When someone tests positive for COVID-19, one way to try to prevent its spread is for public health officials to track down all the people that person has been in contact with and then isolate them. This is called contact tracing, and the U.S. hasn’t done a great job of it so far. Now Big Tech wants to get involved. Apple and Google announced a program where they allow people who’ve tested positive for the virus to tell an app, which then alerts people nearby via Bluetooth technology. Will it work? “Marketplace Tech” host Molly Wood discusses that with Ross Anderson, a professor of security engineering at the University of Cambridge.

Apr 16, 2020
Why did Zoom win the teleconference race?
00:14:26

There’s a lot of video conferencing software out there, so why did the relatively new Zoom take over the public consciousness so quickly? That’s just one question we try to answer in this week’s Waddaya Want to Know Wednesday episode. Also discussed: inflation, the job market for 2020 graduates and which businesses have actually gotten their relief loans.

Apr 16, 2020
Small businesses are still waiting for relief
00:27:00

As of today, the Small Business Administration’s pandemic emergency lending program has approved more than 1.3 million loan applications worth nearly $300 billion. We’ll check in on the state of the program and some businesses that have applied. Plus, the spring clothing stranded in stores, coronavirus’ effect on college admissions and the country’s yeast shortage.

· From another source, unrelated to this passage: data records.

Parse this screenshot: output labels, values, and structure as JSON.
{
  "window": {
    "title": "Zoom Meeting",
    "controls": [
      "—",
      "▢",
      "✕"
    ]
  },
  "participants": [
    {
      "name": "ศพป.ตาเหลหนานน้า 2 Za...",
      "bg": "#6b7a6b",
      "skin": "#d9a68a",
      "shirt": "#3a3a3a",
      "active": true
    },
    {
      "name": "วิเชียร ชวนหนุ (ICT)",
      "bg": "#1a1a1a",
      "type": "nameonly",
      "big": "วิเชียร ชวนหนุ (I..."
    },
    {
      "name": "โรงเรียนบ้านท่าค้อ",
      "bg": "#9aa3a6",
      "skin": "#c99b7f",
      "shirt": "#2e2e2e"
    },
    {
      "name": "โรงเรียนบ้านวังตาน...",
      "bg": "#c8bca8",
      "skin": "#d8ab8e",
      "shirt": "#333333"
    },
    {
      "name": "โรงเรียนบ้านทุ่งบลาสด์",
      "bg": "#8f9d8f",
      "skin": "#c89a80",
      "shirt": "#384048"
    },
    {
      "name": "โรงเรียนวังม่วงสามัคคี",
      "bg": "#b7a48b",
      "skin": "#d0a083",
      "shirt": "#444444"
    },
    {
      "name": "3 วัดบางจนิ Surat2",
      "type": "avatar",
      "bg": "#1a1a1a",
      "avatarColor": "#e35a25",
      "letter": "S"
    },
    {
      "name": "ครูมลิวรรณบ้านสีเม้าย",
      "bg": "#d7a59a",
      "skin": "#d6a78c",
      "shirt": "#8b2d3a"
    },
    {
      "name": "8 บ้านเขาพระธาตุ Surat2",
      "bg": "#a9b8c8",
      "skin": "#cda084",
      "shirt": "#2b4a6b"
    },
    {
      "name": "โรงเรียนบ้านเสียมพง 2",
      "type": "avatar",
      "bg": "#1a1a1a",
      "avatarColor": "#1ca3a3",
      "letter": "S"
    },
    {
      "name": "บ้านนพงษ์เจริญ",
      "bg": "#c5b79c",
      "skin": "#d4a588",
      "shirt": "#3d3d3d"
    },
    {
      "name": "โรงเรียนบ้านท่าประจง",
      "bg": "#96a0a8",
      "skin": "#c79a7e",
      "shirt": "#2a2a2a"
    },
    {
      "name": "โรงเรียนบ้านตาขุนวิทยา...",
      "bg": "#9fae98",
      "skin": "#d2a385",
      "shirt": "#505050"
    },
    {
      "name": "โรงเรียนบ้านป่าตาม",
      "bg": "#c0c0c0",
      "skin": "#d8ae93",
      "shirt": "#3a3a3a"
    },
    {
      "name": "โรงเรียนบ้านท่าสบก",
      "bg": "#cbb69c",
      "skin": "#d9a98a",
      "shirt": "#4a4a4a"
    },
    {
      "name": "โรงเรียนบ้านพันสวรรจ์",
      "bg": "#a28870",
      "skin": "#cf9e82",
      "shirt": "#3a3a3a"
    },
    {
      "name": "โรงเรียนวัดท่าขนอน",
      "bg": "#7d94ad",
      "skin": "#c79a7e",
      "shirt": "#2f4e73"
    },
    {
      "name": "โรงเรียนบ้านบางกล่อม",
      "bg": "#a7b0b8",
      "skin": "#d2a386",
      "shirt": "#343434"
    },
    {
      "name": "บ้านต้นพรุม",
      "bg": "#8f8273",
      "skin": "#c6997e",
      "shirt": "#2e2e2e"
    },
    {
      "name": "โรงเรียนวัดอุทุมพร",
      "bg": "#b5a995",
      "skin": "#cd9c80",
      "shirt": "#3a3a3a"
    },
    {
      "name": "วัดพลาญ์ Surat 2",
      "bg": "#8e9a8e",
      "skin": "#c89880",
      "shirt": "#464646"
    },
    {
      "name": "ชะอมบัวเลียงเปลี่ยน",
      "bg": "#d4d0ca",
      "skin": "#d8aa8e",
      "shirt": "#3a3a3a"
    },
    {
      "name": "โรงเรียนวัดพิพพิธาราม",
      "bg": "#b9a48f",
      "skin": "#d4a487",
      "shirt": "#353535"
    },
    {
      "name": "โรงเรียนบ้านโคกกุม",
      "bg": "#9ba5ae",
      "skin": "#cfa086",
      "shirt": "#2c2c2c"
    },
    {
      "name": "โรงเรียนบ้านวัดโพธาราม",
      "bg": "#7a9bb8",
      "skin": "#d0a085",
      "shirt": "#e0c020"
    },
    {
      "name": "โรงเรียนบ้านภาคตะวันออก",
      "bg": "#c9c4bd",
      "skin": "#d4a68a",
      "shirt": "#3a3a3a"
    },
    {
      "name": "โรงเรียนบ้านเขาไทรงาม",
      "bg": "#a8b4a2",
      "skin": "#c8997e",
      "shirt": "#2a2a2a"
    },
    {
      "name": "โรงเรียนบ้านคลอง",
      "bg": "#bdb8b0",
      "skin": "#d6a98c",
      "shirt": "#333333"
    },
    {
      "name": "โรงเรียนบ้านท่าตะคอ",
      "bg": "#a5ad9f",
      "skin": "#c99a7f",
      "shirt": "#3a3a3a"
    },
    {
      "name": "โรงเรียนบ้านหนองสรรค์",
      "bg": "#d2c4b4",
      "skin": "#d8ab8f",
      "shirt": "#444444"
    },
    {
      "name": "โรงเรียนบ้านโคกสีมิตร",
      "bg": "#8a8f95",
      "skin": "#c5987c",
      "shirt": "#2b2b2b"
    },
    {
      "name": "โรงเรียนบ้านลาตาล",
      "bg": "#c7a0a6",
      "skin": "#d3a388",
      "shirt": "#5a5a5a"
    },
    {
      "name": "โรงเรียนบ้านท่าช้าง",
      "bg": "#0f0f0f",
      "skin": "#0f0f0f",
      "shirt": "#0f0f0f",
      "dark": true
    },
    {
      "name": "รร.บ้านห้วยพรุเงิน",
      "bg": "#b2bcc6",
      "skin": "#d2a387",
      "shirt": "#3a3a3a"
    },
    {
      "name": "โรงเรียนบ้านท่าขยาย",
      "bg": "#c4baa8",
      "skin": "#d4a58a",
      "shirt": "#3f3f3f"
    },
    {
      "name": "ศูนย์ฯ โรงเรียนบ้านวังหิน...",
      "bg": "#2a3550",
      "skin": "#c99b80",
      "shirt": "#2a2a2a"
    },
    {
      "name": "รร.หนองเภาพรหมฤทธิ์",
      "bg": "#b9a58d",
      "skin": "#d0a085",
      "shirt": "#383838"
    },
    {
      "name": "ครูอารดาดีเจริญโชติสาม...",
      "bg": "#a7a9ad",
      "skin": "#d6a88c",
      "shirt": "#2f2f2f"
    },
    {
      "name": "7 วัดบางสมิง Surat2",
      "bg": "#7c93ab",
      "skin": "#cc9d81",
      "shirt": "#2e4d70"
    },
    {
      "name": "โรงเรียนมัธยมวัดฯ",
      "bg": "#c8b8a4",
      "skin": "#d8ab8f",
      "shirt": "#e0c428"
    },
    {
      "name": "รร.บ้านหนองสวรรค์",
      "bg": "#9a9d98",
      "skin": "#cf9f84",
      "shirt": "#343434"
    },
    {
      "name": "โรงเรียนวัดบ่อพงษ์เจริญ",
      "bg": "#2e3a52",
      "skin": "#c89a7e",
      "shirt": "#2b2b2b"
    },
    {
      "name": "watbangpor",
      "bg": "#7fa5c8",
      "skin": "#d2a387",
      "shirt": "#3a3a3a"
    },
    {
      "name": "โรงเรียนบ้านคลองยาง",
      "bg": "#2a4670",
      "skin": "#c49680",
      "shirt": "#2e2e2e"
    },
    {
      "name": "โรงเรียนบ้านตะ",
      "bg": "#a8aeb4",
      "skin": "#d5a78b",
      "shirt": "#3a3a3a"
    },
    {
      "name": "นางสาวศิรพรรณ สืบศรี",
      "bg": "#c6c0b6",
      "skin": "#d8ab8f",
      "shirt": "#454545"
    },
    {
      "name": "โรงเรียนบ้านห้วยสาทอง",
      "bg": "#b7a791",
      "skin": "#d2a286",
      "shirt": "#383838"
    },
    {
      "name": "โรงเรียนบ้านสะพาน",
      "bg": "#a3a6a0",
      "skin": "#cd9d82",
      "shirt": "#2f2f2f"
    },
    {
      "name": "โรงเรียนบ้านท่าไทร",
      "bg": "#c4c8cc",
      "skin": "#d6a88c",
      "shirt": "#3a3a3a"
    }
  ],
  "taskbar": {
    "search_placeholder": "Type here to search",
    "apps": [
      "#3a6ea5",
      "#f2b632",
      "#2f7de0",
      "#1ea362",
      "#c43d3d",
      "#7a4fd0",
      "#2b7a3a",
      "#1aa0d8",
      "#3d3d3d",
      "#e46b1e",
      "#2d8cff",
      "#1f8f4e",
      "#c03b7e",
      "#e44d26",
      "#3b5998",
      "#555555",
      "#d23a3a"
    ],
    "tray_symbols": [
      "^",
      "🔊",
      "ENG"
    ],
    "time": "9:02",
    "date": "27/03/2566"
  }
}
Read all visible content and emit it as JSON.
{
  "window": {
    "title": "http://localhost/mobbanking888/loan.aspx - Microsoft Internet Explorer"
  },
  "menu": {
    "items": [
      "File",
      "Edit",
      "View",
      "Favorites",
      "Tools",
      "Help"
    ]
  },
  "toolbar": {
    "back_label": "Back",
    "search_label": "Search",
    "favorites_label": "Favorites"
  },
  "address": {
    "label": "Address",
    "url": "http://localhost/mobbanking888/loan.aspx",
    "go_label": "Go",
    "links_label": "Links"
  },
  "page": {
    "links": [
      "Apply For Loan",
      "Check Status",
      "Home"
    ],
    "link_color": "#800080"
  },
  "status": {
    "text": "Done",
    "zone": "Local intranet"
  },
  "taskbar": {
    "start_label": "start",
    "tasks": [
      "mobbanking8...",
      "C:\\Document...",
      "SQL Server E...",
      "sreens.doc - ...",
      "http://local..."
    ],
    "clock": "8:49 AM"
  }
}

Apr 15, 2020
9% of U.S. spending has stopped
00:08:51

Retail sales fell dramatically in March, slightly more than the pessimistic forecasts of economists. How to gradually lift stay-at-home orders and phase in economic activity. Do we pay enough to workers at the frontlines of this pandemic? Airlines reach a bailout deal.

Apr 15, 2020
The mental health apps boom
00:07:00

When you turn off large parts of the economy, cities and states aren’t collecting as much in taxes. New numbers on homebuilders’ confidence — or pessimism. Even before the pandemic, online therapy and therapy apps were booming.

Apr 15, 2020
Serving up gourmet student lunches
00:06:10

From the BBC World Service: G-20 officials will decide whether to support an agreement to suspend debt payments for some of the world’s poorest economies. In Spain, some people are heading back to work. One top London chef is swapping the banquet hall for the lunch hall to help feed kids.

Apr 15, 2020
Startup helps feed bank accounts of food stamp recipients
00:10:35

Host Molly Wood speaks with Jimmy Chen, founder and CEO of the startup Propel, which makes an app called Fresh EBT. The app helps recipients of SNAP, also known as food stamps, digitally check their balances. Now, Propel has partnered with GiveDirectly, a nonprofit, to give a one-time cash gift to users of the Fresh EBT app, beginning in areas hardest hit by COVID-19.

Apr 15, 2020
There’s plenty of food. Why can’t we get it?
00:32:32

No matter how many times we hear that the U.S. has plenty of food, the sight of empty grocery store shelves can still provoke anxiety. Should we worry? Here to talk us through the disruptions in the supply chain is Millie Munshi, an agriculture editor at Bloomberg. Plus, we’ll hear from listeners struggling to access small business relief loans.

Apr 15, 2020
It was supposed to be Tax Day tomorrow
00:27:00

In a normal year, the nation’s procrastinators would be firing up tax software or digging around for a W-2 tonight. But now that tax day is delayed three months, there’s a different kind of chaos unfolding for accountants. Plus: a new IMF outlook, the challenges of managing staff remotely and an unexpected essential business: livestock auctions.

Apr 14, 2020
Millions put mortgage payments on hold
00:08:29